Trump’s pick of Linda McMahon to head the overly bureaucratic Small Business Administration and its $124 billion loan portfolio is another encouraging sign, as the SBA has become increasingly difficult for franchisees to deal with in recent years. As former CEO of pro-wrestling’s WWE, an international licenser that started as a true small business, McMahon is well-suited to bring a much-needed streamlining to this organization.

Additionally, while it is too early to speculate on what modifications in the tax code and changes to the (un)Affordable Care Act will look like under President Trump, both should fuel significant expansion in franchising and small business more generally.

Ultimately, the best solution for higher wages is more jobs. As demand for employees rise, so too will the competition for the best employees. By eliminating the barriers faced by our country’s businesses, America’s greatest job creator will continue to drive job growth in 2017 and beyond.

Mark Siebert is CEO of iFranchise Group, a franchise consulting firm in Homewood.


Why a franchisor would make a good president | Employment relationships in franchising (radio interviews)
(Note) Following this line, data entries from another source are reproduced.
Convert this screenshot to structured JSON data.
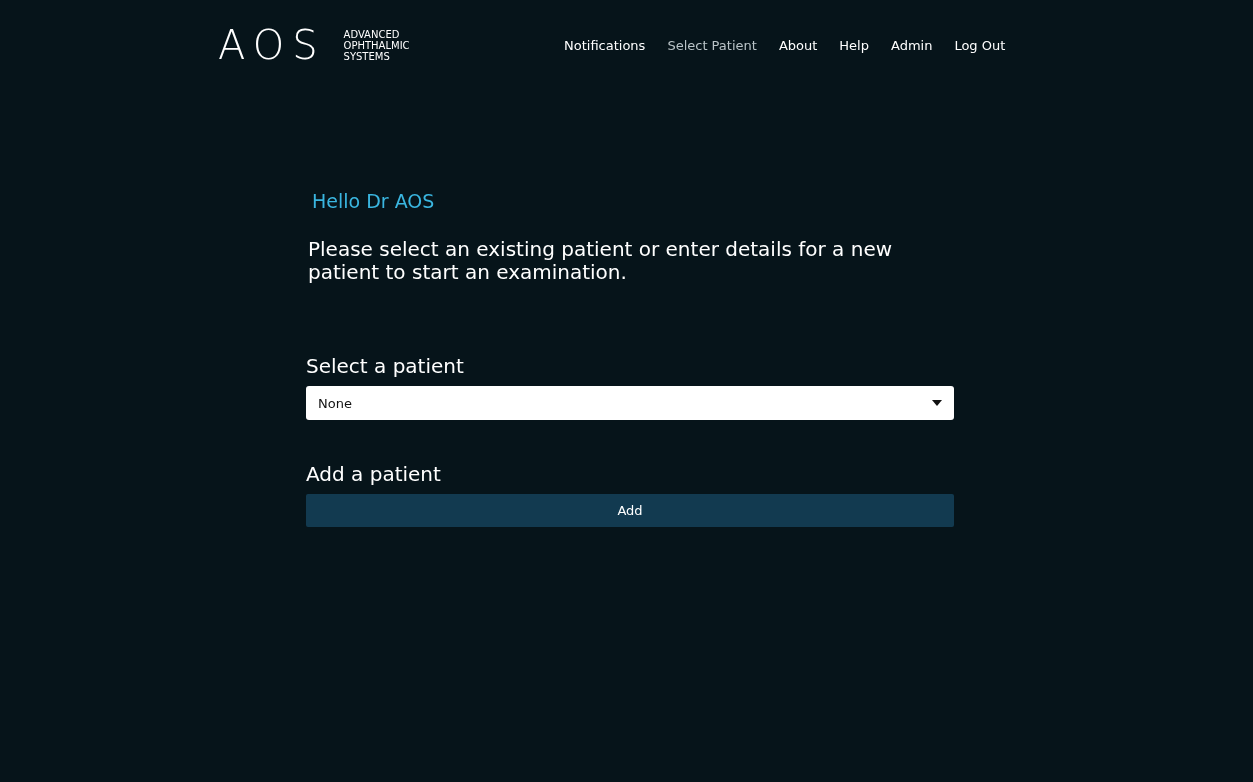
{
  "logo": {
    "mark": "AOS",
    "tagline": [
      "ADVANCED",
      "OPHTHALMIC",
      "SYSTEMS"
    ]
  },
  "nav": [
    {
      "label": "Notifications",
      "selected": false
    },
    {
      "label": "Select Patient",
      "selected": true
    },
    {
      "label": "About",
      "selected": false
    },
    {
      "label": "Help",
      "selected": false
    },
    {
      "label": "Admin",
      "selected": false
    },
    {
      "label": "Log Out",
      "selected": false
    }
  ],
  "greeting": "Hello Dr AOS",
  "intro": "Please select an existing patient or enter details for a new patient to start an examination.",
  "select_section": {
    "heading": "Select a patient",
    "value": "None"
  },
  "add_section": {
    "heading": "Add a patient",
    "button": "Add"
  }
}
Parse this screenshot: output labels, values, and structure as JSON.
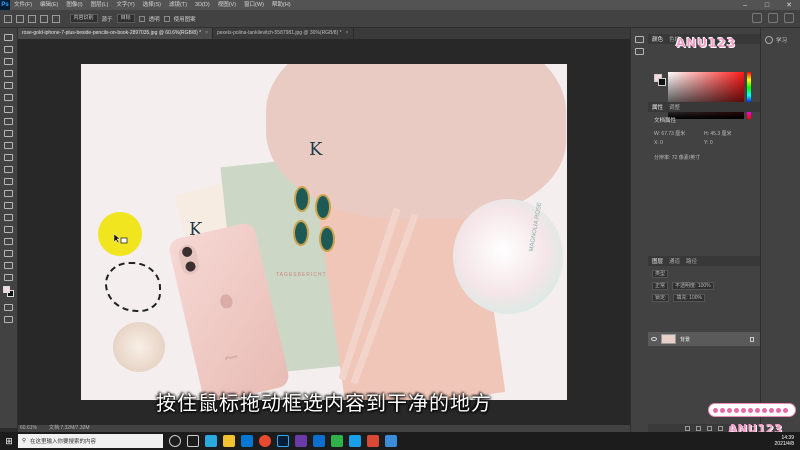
{
  "menubar": {
    "app_icon": "Ps",
    "items": [
      "文件(F)",
      "编辑(E)",
      "图像(I)",
      "图层(L)",
      "文字(Y)",
      "选择(S)",
      "滤镜(T)",
      "3D(D)",
      "视图(V)",
      "窗口(W)",
      "帮助(H)"
    ]
  },
  "optbar": {
    "mode_label": "内容识别",
    "fill_label": "源于",
    "fill_value": "目标",
    "sample_label": "透明",
    "adapt_label": "使用图案"
  },
  "tabs": [
    {
      "label": "rose-gold-iphone-7-plus-beside-pencils-on-book-2897035.jpg @ 60.6%(RGB/8) *",
      "active": true
    },
    {
      "label": "pexels-polina-tankilevitch-5587981.jpg @ 30%(RGB/8) *",
      "active": false
    }
  ],
  "canvas": {
    "subtitle": "按住鼠标拖动框选内容到干净的地方",
    "phone_brand": "iPhone",
    "tin_text": "MAGNOLIA ROSE",
    "notebook_text": "TAGESBERICHT"
  },
  "statusbar": {
    "zoom": "60.61%",
    "doc": "文档:7.32M/7.32M"
  },
  "right_column": {
    "learn": "学习"
  },
  "panels": {
    "color_tabs": [
      "颜色",
      "色板"
    ],
    "props_tabs": [
      "属性",
      "调整"
    ],
    "props_title": "文档属性",
    "width": "W: 67.73 厘米",
    "height": "H: 45.3 厘米",
    "x": "X: 0",
    "y": "Y: 0",
    "resolution": "分辨率: 72 像素/英寸",
    "layers_tabs": [
      "图层",
      "通道",
      "路径"
    ],
    "layer_kind": "类型",
    "blend_mode": "正常",
    "opacity": "不透明度: 100%",
    "lock": "锁定:",
    "fill": "填充: 100%",
    "layer_name": "背景"
  },
  "watermark": "ANU123",
  "taskbar": {
    "search_placeholder": "在这里输入你要搜索的内容",
    "time": "14:39",
    "date": "2021/4/8"
  },
  "colors": {
    "foreground": "#f6d9dd",
    "background": "#111111"
  }
}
Mark Siebert joins Jim Blasingame to explain why a franchisor entrepreneur would naturally have the kinds of traits that would make that person a great president:


Here they discuss employment relationships in the franchising industry.

Mistakes Entrepreneurs Can Avoid (radio interview)

Mark Siebert talked to WTMJ radio’s Derrell Connor about how entrepreneurs can grow their business without spending their own money.

“For a lot of people, getting a franchise is sort of the American dream,” Siebert said. “They dream about owning their own business but they don’t want to go into business by themselves. If you’ve got a business and it’s successful and you’re looking to expand, franchising is the way to do it.”

Click here to listen to the whole interview.

Want To Franchise Your Business? There’s a Book for That. (radio interview)

In this radio interview with Steve Pomeranz of On the Money! Radio, Mark Siebert discusses his new book Franchise Your Business: The Guide to Employing the Greatest Growth Strategy Ever. As an expert in the business of franchising, Mark’s book lays down the strategy for determining if a particular company has what it takes to enter into the franchising arena.

Click here to read about and listen to the entire interview.